The specialist’s question catches me off guard, but so does the look on his face. It’s an expression I haven’t seen before. Anger, maybe?

“Sorry, doc. I’d like to help, but these pills have me — ”

He slams his pad down onto the table. “God damn it. We don’t have time to go over this again. I’m not a doctor. I’m a pro-bono attorney from The Innocence Collective trying to save your mother’s life. But I can’t do that unless you tell me the truth.”

“The Innocence Collective?”

“For the last time, it’s a non-profit organization that keeps death row inmates from being executed. People like your mother.”

“Okay.”

“The morning your father died. You and your mother were both there.”

“What? My mother’s the one who died.”

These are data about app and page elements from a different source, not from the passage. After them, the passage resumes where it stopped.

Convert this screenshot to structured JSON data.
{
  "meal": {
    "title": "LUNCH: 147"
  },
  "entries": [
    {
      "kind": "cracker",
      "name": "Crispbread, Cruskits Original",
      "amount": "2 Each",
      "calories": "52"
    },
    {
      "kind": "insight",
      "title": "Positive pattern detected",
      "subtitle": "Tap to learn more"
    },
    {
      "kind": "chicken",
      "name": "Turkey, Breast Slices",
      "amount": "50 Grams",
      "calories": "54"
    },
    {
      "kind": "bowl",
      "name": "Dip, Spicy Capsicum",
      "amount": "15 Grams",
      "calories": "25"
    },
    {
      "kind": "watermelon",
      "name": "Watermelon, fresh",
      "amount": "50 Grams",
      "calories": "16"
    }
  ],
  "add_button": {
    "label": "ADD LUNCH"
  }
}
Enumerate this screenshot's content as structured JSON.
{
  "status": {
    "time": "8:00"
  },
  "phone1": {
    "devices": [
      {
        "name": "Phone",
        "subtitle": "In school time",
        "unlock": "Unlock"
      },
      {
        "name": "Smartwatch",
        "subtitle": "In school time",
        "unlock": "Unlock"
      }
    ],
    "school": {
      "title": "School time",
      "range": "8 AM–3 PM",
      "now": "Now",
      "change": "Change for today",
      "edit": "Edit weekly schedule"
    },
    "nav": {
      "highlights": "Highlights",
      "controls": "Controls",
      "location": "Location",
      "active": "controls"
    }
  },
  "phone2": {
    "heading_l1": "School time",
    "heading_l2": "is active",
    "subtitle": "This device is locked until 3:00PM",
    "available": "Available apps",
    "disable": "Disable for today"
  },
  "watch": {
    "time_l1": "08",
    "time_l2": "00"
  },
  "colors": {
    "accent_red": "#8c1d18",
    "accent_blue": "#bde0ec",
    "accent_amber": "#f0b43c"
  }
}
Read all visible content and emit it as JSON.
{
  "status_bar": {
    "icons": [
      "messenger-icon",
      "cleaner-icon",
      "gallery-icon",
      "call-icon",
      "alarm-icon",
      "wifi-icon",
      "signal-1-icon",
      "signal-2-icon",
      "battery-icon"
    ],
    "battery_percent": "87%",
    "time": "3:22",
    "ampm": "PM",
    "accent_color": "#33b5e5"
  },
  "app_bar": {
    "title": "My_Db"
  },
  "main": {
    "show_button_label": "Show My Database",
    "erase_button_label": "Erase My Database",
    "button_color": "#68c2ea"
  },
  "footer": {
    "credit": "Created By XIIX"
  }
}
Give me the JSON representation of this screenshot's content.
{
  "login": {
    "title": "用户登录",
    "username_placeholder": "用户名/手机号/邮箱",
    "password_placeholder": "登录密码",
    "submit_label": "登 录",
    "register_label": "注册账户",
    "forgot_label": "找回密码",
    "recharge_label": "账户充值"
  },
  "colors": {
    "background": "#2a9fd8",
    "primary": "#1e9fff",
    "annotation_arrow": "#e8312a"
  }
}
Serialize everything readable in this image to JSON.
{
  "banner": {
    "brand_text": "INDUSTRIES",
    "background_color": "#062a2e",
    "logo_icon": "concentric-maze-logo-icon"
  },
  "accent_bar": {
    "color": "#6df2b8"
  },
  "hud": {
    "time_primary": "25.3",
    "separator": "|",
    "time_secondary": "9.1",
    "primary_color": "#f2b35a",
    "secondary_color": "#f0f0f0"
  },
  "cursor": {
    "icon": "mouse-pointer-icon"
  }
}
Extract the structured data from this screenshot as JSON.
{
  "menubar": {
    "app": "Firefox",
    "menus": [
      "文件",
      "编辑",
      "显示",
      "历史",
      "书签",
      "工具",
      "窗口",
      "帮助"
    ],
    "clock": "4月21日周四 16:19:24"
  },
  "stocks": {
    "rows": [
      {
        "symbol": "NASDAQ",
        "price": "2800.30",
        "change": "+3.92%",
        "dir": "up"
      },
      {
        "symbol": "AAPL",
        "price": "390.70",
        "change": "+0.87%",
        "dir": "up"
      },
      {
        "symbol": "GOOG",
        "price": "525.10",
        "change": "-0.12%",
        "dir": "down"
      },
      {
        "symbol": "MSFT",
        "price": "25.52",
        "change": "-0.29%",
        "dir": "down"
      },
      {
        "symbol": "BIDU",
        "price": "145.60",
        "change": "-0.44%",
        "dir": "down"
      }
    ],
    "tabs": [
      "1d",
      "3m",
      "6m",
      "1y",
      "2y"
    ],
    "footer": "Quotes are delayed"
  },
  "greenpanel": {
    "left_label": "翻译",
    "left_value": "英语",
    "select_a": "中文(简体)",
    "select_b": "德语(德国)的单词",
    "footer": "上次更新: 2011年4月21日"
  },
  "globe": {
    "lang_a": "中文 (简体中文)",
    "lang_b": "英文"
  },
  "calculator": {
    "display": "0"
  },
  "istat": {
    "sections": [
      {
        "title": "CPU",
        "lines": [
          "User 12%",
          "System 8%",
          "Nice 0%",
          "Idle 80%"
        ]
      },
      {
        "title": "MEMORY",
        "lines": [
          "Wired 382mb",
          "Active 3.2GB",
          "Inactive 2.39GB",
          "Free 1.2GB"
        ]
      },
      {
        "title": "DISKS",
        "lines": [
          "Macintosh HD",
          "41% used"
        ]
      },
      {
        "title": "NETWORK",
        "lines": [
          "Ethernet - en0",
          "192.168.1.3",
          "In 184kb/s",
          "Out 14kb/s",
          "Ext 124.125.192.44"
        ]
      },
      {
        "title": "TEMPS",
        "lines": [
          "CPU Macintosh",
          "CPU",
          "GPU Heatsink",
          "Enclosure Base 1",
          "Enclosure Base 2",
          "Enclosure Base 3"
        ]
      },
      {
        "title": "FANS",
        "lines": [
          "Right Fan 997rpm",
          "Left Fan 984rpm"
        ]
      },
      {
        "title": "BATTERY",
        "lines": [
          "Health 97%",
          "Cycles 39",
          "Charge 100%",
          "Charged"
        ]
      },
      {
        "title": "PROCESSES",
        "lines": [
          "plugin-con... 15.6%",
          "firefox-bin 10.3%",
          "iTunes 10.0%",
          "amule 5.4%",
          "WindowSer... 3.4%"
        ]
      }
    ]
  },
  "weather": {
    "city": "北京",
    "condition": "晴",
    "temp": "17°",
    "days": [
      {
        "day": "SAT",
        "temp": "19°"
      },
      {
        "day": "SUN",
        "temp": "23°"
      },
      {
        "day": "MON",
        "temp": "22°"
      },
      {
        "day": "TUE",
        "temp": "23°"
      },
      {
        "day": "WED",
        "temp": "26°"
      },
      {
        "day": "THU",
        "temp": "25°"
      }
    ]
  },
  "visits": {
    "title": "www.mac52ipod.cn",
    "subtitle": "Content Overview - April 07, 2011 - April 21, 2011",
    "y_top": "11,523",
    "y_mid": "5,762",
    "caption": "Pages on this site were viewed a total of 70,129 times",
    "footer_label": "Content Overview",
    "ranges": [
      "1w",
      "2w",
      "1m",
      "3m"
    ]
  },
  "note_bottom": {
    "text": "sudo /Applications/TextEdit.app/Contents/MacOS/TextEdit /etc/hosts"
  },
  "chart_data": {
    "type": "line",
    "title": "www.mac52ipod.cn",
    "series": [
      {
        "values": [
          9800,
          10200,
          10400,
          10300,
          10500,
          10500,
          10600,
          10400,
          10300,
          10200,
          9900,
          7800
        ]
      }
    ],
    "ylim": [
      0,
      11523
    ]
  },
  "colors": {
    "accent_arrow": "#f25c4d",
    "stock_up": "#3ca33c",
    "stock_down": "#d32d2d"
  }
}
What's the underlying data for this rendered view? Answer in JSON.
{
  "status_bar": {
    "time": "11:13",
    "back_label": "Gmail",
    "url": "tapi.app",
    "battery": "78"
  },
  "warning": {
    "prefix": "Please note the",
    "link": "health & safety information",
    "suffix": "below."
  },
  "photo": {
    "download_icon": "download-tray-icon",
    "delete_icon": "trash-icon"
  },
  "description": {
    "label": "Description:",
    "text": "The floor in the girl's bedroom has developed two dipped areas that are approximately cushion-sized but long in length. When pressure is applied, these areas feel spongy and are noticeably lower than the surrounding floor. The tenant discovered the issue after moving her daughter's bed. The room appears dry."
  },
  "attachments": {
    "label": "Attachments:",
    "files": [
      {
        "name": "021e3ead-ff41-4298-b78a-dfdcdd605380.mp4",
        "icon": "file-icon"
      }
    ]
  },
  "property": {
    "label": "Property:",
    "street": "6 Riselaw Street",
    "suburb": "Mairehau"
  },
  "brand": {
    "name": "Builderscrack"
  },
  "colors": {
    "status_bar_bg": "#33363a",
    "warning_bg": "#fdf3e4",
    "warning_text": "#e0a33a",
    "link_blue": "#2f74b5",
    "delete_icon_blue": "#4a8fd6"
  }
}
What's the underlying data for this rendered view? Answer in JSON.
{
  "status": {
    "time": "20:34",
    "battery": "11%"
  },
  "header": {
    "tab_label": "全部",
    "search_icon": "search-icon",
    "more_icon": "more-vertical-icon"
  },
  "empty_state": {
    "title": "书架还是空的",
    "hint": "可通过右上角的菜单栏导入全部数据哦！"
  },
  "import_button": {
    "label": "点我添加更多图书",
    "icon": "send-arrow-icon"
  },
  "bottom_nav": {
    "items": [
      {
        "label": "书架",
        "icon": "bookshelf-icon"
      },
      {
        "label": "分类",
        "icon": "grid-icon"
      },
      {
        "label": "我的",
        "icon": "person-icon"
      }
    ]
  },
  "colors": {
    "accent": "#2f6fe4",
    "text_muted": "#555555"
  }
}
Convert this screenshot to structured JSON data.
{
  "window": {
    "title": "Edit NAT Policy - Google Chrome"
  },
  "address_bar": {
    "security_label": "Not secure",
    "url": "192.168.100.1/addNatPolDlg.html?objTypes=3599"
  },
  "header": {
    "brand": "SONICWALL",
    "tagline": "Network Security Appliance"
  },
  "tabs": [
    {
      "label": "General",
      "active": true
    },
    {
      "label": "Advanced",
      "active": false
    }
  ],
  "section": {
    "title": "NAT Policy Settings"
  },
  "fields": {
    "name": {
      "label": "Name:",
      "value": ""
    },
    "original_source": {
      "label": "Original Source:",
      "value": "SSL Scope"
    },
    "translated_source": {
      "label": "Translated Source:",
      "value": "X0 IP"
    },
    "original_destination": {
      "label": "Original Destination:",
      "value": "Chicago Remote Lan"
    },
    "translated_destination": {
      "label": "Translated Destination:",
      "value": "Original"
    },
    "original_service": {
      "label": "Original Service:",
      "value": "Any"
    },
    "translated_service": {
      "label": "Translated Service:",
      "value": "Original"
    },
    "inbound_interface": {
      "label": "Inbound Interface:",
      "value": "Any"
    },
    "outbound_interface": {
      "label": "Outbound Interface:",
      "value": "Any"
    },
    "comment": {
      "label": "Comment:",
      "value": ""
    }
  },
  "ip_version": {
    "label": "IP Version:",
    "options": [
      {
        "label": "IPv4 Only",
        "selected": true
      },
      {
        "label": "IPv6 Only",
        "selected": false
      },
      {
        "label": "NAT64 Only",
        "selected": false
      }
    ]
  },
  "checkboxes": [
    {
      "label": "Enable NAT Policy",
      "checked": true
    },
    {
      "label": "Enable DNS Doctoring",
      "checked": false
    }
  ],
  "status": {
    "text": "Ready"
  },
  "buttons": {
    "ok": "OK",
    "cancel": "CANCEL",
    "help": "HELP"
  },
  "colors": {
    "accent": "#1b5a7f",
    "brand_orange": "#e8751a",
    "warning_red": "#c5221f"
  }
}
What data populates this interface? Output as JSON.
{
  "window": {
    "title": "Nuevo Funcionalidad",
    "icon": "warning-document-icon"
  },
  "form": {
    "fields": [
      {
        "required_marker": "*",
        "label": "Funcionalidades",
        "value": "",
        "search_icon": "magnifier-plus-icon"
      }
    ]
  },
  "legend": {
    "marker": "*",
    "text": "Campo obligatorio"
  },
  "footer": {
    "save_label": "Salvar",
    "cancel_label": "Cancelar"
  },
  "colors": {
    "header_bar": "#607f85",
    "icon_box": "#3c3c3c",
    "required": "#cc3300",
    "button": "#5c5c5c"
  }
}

His hands come down on the table with a thunderous bang. “Cut the bullshit. Your mother’s in a maximum-security prison up north. She pled guilty to murdering your father and got the death penalty. You ended up here because you were a minor with a history of mental health issues and violent behavior. Now she’s about to be executed unless you give me something so I can get a stay of execution.”

I close my eyes to fight back tears. The man in the bathtub slowly becomes my father. I watch the bat raining down on him again and again, the sound like a two-by-four striking a sack of wet dirt. His body goes still, but the beating doesn’t stop.

I jump up and try to run from the room, but I’m chained to the table. The specialist — my mother’s lawyer? — watches me with a cold look in his eyes. I slump back down into the folding chair. The words rush out of my mouth.

“I did it by myself. I was the one with the bat.”

The so-called lawyer glances at my doctor before turning to face me. He leans across the table, an anxious edge to his voice.

“Can you repeat that for me please? More clearly this time.”

“I killed my roommate with that bat last night. Is that what you wanted to hear?”

“We don’t have time for these fantasies. Your mother’s scheduled to be executed at midnight. Tonight. There’s no time to waste on your invisible roommate.”

“I couldn’t help myself. That fucking alarm clock kept going off.”

The legs of his chair squeal across the concrete floor as he pushes back from the table.

“For the last time, you don’t have a roommate. You’ve been in isolation twenty-three hours a day since you came here six years ago. And the only alarm clock was the one going off in your house the morning your father was murdered. It was still beeping when the police arrived. It’s all in the court records.”

I’m too busy fighting unwanted memories to form a response.

We were supposed to go on vacation that morning, to that lake you told me about. Mom was angry because she didn’t want to go. All of our bags were already in the car when I stumbled into the bathroom. It was your alarm clock that woke me up from the other room. You were in the bathtub. You looked so scared and small.

“For the last time, did your mother act alone or did you help her kill your father? If you tell me the truth, I might be able to save her. She’s the only family you have left.”

“I don’t know. I need some time alone, to get my head straight.”

“There is no more time.”

He motions through the window for the guard to let him out. I’m still in the same spot when he twists his head to look at me.

“You know what? I’m not falling for this little psycho act of yours. I think you know exactly what happened, but you’d rather let your mother pay the ultimate price than tell the truth.”

“I just need a little peace and quiet…”

“They found your notebooks, by the way. Those letters you wrote to ‘your father’ were a nice touch. It would be great if you pretended to care half as much about your mother.”

The door opens and he disappears before I can respond. I look over to my doctor who is leaping from her chair to comfort me. Somewhere in the distance I hear an alarm clock going off. I know I won’t be getting any rest tonight. Or any time soon.

But at least my mother will finally get what she deserves.

LA-based writer and drummer. I publish crime novels, and non-fiction essay collections about music. Medium focus: Music, Books, Culture. Twitter: @swlauden